Have you ever wanted to have fresh eggs from your own backyard chickens? Consider purchasing pullets that are at least 2 months old. What are the advantages? Chickens that are between 28 and 63 days old do not need supplemental heat. They have their adult feathers and have made it through the precarious first few weeks of life when many chicks die. They are ready to live out in the coop right away. Another real advantage to buying juvenile birds is they will start laying sooner!!
It is also a good idea to buy chickens that have been innoculated against Mareks disease and Coccidiosis, two diseases that can be a real problem for chickens.
Another difficulty for the new chicken owner is what kind of chickens to buy. The answer depends on what you want to do with your birds as well as the climate you live in. If you are looking for meat birds as well as layers, then you would want a heavy bird that also lays well. If you just want eggs, you can look for smaller birds that are good layers. Perhaps you live where winters are harsh and you need a bird that is fairly winter hardy when it comes to laying eggs. Then there are those who are only after the meat. They would look for birds that put a lot of weight on fast. So, it is best to take some time to consider what your needs are and what you expect out of your flock. There are many birds that will fit your needs.
Below you will find a variety of layers including winter layers and meat birds. These are some of the breeds we raise on our ranch and we have been very pleased with egg production as well as the size and quality of roasters. I have highlighted my #1 picks in the different catagories, but I have also listed other breeds that would do very well. You can also purchase birds that are just fun to look at or birds that lay green eggs. They always add interest to the coop and the carton.
Dual Purpose Birds
Rhode Island Reds – one of the best dual purpose birds. They do well in a free range environment or in confinement and are a super choice for backyard flocks.
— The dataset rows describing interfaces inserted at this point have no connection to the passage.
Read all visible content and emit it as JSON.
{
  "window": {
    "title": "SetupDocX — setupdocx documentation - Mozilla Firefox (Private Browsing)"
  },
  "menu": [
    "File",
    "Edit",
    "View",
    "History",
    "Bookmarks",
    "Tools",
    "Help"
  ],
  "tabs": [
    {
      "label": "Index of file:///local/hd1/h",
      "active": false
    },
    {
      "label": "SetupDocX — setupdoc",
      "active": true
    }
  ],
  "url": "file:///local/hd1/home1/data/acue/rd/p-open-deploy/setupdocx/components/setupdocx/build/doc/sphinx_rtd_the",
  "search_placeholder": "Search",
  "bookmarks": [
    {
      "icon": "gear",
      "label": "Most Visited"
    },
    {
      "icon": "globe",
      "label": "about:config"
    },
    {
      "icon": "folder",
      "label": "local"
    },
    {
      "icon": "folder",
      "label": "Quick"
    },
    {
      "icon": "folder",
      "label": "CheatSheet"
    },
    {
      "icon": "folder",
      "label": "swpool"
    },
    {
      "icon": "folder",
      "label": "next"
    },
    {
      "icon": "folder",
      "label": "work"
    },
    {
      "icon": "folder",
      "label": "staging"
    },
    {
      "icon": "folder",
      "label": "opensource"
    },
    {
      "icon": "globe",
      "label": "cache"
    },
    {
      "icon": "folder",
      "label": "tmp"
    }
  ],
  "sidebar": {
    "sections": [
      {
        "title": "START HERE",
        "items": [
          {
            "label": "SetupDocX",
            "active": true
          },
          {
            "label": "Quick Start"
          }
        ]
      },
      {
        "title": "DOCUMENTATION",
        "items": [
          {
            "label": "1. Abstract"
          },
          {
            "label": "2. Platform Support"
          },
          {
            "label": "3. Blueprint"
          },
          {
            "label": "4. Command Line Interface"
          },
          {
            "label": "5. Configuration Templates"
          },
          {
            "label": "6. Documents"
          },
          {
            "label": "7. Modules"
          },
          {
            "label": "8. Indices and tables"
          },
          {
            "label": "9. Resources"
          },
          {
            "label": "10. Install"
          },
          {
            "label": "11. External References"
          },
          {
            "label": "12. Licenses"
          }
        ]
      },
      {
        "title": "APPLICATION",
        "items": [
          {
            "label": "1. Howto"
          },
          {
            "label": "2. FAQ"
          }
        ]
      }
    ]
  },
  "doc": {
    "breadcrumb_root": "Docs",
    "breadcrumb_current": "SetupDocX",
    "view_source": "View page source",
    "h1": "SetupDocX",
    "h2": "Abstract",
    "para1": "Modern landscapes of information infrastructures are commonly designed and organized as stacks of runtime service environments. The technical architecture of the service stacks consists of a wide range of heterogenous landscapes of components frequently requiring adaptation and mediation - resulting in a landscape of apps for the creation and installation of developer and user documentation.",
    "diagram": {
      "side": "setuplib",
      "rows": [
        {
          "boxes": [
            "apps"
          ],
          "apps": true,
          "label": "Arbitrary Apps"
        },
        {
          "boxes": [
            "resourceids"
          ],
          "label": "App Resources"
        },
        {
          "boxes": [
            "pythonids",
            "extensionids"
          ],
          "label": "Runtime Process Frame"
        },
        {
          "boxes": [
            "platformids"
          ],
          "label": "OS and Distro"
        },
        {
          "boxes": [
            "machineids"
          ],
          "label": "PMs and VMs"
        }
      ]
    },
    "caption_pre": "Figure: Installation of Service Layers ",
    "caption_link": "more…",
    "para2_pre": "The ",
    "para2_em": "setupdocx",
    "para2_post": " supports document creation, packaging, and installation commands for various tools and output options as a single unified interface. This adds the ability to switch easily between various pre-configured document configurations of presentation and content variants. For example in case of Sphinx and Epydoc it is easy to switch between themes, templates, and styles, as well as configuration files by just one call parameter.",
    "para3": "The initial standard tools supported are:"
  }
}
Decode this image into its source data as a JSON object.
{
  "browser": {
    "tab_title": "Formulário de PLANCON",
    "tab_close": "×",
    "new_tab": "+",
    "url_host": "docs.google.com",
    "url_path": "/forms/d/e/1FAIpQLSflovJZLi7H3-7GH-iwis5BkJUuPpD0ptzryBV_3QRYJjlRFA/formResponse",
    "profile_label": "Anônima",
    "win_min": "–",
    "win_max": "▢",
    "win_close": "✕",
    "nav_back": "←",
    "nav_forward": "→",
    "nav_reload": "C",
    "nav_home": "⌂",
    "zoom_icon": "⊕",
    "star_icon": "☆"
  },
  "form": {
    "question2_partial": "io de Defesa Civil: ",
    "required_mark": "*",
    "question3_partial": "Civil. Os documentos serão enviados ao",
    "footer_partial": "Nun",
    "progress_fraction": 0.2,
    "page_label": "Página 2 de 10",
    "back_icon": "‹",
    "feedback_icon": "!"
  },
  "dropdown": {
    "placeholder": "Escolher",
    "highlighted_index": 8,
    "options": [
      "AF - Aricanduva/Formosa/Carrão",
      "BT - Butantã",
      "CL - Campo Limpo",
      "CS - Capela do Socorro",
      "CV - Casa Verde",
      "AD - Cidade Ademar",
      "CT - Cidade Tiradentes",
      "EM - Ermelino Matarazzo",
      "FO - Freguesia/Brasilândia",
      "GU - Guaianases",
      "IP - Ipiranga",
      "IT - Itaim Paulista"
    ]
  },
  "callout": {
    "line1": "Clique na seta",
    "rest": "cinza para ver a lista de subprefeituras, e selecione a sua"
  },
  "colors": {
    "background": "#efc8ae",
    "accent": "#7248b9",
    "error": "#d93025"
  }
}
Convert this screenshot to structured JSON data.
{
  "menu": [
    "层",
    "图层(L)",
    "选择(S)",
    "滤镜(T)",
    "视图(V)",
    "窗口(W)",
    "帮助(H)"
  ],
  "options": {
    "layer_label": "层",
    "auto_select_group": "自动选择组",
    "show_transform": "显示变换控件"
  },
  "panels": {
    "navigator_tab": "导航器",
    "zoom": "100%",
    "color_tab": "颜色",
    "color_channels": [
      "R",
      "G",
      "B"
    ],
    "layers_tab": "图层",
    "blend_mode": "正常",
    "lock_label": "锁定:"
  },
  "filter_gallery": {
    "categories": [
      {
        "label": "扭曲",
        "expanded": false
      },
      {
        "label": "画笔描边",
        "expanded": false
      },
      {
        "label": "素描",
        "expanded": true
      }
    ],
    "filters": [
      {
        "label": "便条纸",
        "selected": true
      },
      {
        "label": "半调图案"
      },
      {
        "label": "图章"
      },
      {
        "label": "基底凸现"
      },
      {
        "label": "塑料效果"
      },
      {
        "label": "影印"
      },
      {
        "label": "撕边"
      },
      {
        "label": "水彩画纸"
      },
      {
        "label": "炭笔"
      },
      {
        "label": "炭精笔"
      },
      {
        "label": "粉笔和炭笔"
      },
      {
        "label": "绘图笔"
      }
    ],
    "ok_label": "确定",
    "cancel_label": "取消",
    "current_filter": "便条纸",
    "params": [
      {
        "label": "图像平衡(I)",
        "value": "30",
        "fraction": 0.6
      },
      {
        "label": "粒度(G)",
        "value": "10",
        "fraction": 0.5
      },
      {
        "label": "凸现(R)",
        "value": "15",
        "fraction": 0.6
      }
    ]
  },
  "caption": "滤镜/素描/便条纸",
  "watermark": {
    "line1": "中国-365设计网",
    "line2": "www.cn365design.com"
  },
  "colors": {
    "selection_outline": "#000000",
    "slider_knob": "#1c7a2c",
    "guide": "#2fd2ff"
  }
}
They are good producers of large brown eggs at around 24 weeks, and are large enough to be considered meat birds.
Dorkings, Barred Rocks, Black Australorps, Pioneer, Red Star, Black Star, Orpingtons, Welsummer, White Rocks, Dark Cornish, Delaware, Columbian Wyandottes
White Leghorn – The best white egg layer. These birds will lay at around 4 to 5 months and will continue laying for 3 months longer than most breeds. They give you more eggs per amount of food they eat than any other breed, so are less expensive to keep.
Also try: Red Star, Black Star,
Black Giants – The original Jersey Giant from New Jersey was cross bred with large black Asiatic breeds. This is a beautiful bird with feathers that shimmer in hues of green. They are good layers of large brown eggs and one of the few breeds that will continue to lay through the cold winter months.
Also try: Buff Orpingtons, New Hampshire Reds, Partridge Rocks, Light Brahamas,
Jumbo Cornish X Rocks – The most remarkable meat producing bird, probably among the finest meat birds in America. We fill our freezer with them every year. Males reach 3 – 4 lbs. in just 8 weeks. In spite of their voracious appetite, they wind up eating only about 12.5 lbs. of feed per chicken and average 7 lbs. by harvest time. You can be sure these birds are much healthier than store bought chicken.
Also try: Dark Cornish, Pioneer, Red Ranger Broiler, Cornish Roaster, Barred Rocks